AIM OF THE EXERCISE:
Pull every line with "true" from the data.

(Data records for software interfaces)
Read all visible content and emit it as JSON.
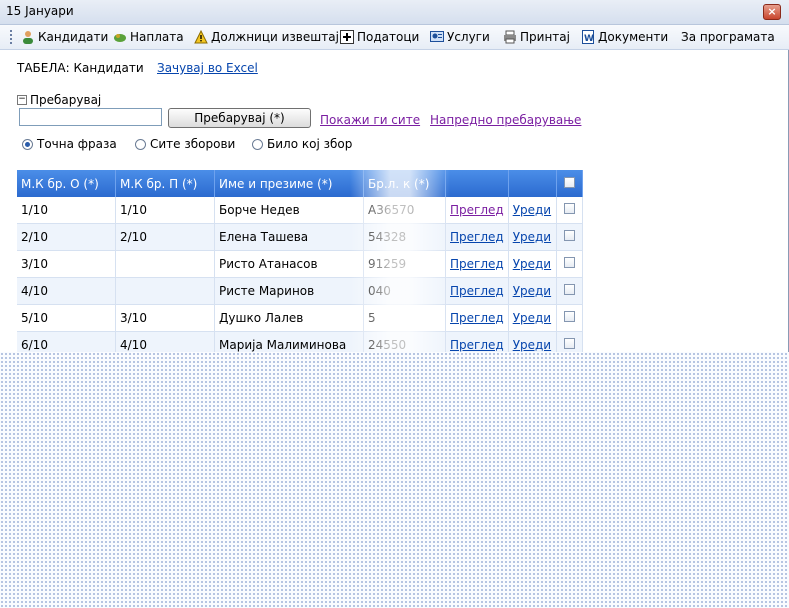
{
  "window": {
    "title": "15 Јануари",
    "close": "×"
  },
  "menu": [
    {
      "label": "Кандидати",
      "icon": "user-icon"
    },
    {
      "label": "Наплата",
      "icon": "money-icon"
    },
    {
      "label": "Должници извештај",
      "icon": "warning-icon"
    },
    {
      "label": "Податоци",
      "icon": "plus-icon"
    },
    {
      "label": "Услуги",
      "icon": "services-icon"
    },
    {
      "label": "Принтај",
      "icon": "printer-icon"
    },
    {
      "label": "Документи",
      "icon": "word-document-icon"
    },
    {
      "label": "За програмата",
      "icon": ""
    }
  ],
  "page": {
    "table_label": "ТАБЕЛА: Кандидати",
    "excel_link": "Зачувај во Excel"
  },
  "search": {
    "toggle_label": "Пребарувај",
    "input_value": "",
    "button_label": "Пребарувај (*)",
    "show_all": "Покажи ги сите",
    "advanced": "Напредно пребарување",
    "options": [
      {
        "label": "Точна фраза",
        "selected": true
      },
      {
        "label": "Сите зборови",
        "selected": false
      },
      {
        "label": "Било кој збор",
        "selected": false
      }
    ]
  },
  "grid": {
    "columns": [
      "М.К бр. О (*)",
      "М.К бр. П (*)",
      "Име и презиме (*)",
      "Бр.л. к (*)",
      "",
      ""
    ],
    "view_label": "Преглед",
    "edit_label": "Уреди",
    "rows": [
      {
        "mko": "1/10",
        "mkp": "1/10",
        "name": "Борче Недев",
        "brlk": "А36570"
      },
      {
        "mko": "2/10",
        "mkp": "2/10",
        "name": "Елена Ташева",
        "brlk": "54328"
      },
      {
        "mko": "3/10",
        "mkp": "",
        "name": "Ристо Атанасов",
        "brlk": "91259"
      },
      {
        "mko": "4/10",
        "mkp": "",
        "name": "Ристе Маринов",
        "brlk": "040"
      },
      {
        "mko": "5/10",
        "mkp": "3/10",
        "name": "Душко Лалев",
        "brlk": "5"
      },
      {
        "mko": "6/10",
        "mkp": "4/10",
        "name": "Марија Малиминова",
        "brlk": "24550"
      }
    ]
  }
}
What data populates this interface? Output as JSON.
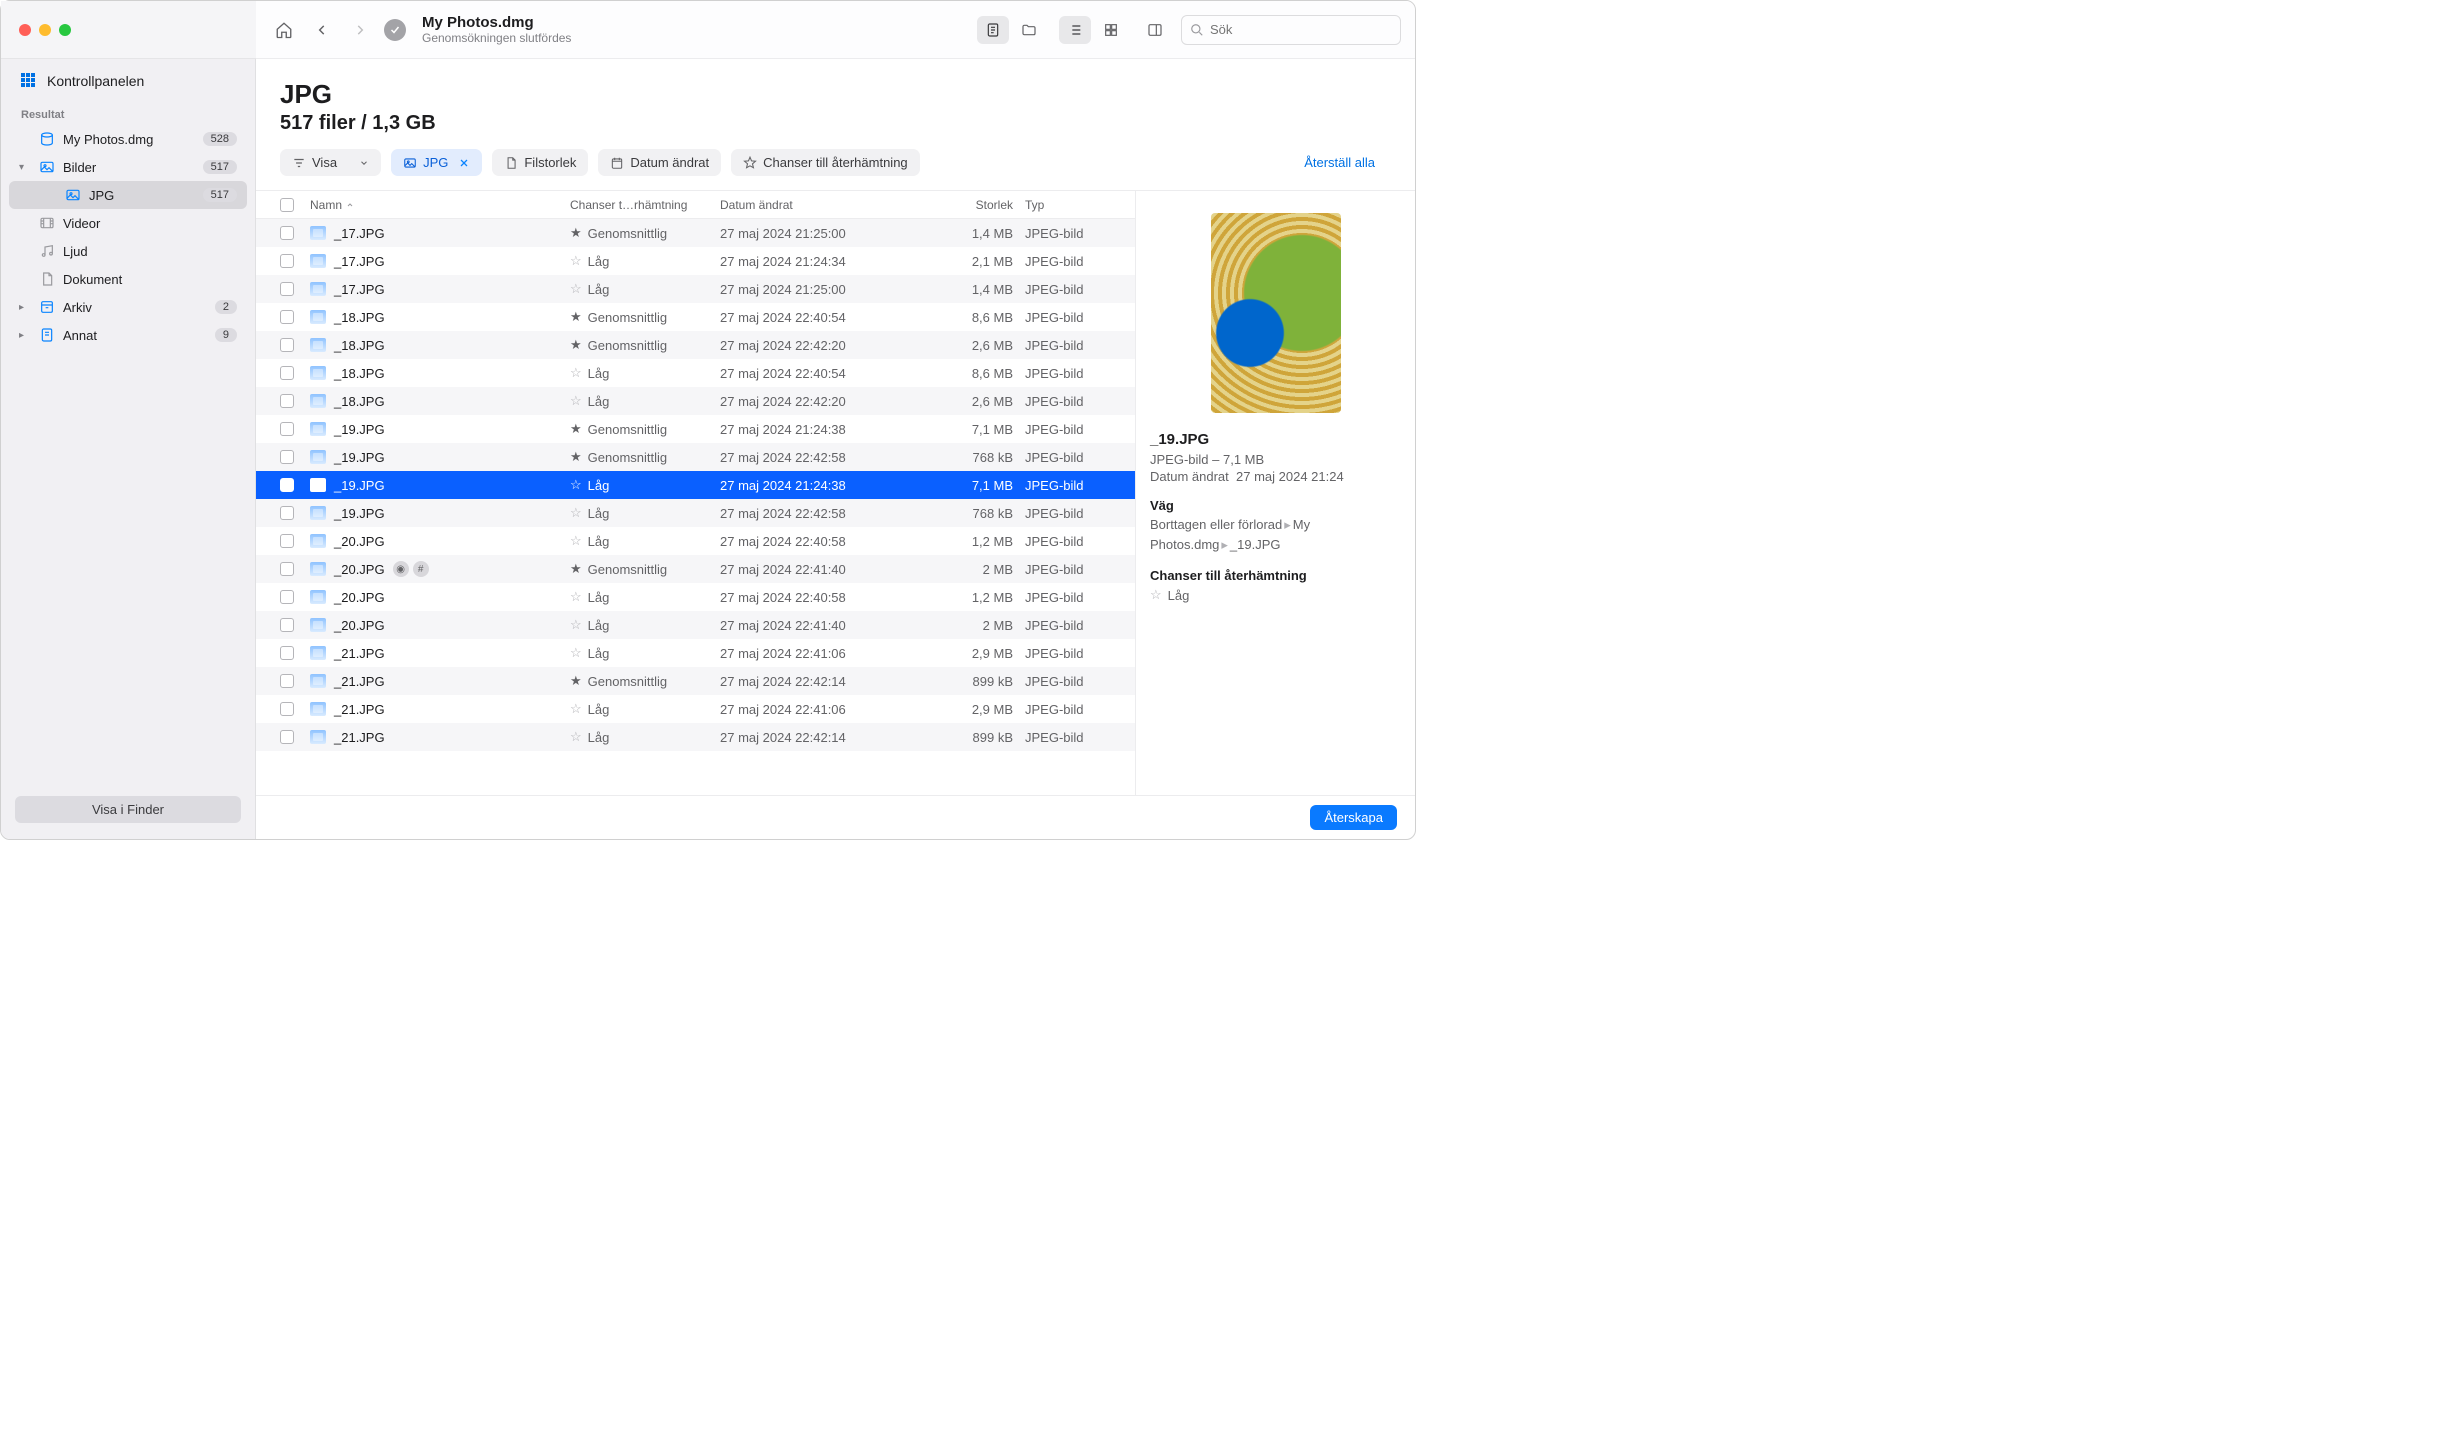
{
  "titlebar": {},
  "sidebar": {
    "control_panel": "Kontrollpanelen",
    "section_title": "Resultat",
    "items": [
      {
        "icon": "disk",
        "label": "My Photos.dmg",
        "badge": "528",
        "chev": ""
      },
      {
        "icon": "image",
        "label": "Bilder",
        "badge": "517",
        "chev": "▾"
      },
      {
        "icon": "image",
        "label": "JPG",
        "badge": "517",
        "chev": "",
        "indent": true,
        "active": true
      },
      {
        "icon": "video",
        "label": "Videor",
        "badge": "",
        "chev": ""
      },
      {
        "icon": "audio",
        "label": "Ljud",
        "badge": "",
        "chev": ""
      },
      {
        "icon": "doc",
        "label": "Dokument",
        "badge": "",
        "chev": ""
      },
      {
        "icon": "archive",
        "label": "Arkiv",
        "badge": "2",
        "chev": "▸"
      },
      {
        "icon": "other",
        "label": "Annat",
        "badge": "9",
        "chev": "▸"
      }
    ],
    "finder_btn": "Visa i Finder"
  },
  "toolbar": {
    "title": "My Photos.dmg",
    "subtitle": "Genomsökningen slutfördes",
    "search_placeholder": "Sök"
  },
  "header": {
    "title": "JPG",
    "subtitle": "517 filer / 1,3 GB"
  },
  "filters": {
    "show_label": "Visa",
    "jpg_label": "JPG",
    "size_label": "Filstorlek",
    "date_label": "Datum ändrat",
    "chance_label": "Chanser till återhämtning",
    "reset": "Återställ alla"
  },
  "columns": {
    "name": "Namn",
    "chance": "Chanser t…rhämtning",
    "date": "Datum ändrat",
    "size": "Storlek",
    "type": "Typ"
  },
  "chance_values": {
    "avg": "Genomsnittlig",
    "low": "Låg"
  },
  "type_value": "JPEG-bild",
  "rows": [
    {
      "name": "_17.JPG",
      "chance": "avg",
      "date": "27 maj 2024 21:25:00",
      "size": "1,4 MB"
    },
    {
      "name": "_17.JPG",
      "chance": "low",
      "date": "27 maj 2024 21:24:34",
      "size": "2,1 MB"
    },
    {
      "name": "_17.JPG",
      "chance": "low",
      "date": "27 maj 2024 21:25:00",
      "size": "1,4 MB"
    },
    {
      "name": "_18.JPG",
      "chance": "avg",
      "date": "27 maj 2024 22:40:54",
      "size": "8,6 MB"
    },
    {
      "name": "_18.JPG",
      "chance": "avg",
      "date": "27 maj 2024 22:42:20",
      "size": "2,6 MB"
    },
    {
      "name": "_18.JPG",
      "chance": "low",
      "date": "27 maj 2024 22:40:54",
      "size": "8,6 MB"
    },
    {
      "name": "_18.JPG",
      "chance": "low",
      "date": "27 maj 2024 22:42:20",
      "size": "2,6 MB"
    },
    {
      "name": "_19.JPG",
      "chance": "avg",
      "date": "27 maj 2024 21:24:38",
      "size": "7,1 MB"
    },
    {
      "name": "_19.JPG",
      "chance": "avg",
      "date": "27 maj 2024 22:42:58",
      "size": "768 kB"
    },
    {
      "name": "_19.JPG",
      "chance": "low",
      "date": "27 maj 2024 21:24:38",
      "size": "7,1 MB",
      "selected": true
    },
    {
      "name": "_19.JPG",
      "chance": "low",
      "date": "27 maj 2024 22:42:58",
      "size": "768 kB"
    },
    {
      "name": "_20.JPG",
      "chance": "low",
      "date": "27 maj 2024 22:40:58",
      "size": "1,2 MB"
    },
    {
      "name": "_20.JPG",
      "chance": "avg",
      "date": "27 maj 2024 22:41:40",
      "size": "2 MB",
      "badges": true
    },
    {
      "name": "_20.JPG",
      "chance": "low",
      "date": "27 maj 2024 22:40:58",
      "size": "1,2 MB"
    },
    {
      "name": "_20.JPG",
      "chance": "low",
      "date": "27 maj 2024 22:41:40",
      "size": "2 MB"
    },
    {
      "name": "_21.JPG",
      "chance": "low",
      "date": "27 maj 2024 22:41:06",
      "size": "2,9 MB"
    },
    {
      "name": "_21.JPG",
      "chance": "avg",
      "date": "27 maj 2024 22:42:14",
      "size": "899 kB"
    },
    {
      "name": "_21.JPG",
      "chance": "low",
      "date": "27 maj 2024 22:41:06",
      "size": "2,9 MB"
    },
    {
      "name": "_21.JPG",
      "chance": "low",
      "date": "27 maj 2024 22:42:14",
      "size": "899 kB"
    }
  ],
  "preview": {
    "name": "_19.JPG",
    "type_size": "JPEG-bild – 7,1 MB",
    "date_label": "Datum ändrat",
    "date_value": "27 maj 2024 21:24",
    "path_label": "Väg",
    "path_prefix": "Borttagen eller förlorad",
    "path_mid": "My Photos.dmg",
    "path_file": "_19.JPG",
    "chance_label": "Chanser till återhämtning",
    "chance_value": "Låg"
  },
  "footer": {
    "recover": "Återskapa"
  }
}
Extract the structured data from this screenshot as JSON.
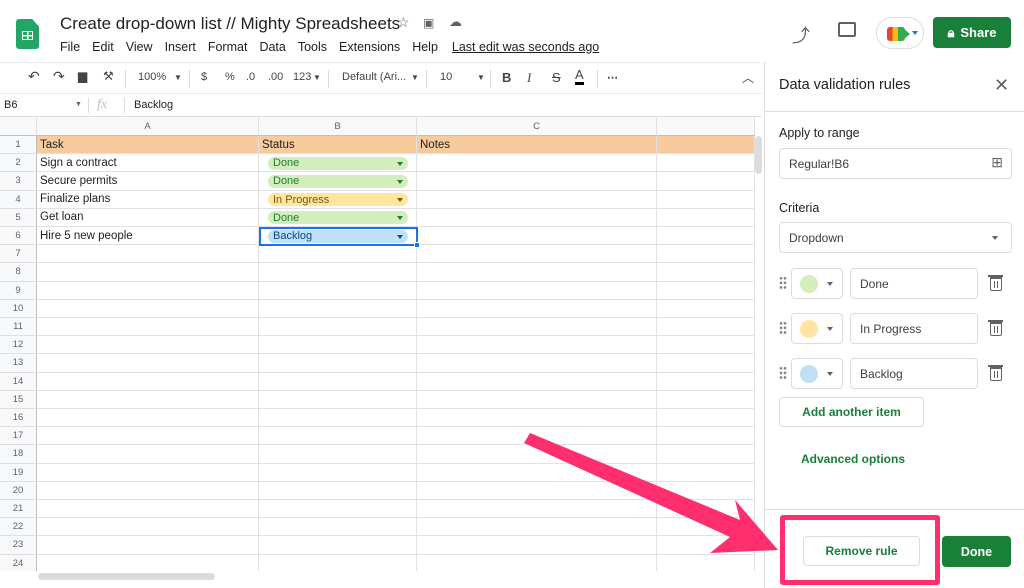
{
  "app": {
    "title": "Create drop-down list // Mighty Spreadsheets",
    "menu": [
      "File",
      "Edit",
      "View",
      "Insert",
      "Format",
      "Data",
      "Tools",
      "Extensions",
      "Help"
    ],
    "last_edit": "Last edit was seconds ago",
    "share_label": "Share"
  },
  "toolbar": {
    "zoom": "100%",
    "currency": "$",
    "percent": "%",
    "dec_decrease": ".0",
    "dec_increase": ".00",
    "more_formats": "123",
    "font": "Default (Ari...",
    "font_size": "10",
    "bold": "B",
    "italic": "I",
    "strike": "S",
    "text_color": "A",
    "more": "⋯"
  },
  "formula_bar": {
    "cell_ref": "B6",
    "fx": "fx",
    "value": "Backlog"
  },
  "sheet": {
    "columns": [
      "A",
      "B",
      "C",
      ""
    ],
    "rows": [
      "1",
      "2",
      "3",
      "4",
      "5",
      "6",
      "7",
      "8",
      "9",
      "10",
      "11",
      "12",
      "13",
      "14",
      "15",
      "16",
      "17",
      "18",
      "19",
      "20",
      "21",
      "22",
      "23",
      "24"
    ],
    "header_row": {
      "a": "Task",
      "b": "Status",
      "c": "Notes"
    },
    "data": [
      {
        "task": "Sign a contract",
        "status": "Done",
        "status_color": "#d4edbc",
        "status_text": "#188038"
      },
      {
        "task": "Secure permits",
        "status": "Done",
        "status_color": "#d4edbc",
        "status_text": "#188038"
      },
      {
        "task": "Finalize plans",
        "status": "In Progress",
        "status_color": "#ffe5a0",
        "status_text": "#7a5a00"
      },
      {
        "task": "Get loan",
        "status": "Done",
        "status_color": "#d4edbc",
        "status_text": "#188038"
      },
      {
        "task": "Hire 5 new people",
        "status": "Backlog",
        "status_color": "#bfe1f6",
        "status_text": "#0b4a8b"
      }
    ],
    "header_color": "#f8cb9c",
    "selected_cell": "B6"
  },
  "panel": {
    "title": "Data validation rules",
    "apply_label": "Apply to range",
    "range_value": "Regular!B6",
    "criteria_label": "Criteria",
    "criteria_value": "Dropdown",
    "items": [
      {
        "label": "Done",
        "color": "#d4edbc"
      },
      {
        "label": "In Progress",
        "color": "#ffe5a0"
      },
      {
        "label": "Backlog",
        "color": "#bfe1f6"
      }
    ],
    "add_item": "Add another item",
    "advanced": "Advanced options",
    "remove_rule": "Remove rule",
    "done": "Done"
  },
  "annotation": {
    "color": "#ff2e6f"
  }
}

ANSWER SECTION:
        "selected": true
        "indent": true,
        "active": true
      "selected": true
      "badges": true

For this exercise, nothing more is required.